(Data records for software interfaces)
+++

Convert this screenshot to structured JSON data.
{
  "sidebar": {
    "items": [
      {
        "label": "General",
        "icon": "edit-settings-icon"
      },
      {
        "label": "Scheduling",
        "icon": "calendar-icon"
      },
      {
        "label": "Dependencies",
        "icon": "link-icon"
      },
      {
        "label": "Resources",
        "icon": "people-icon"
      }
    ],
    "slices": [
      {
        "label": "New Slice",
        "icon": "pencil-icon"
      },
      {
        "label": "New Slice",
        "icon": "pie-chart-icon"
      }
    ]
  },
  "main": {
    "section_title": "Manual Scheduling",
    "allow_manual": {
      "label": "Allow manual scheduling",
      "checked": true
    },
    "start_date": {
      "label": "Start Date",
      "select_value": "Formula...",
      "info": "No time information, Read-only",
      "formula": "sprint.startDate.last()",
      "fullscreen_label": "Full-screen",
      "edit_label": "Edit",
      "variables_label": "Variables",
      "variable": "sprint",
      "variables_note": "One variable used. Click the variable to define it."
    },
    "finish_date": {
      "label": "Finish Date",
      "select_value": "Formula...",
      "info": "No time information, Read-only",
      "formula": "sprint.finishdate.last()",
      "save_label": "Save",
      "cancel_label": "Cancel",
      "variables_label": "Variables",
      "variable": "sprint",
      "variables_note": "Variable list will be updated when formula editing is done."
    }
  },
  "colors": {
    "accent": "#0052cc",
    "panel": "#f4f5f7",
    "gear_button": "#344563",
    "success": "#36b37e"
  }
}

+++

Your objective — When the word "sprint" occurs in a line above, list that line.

Solution for this task —
      "formula": "sprint.startDate.last()",
      "variable": "sprint",
      "formula": "sprint.finishdate.last()",
      "variable": "sprint",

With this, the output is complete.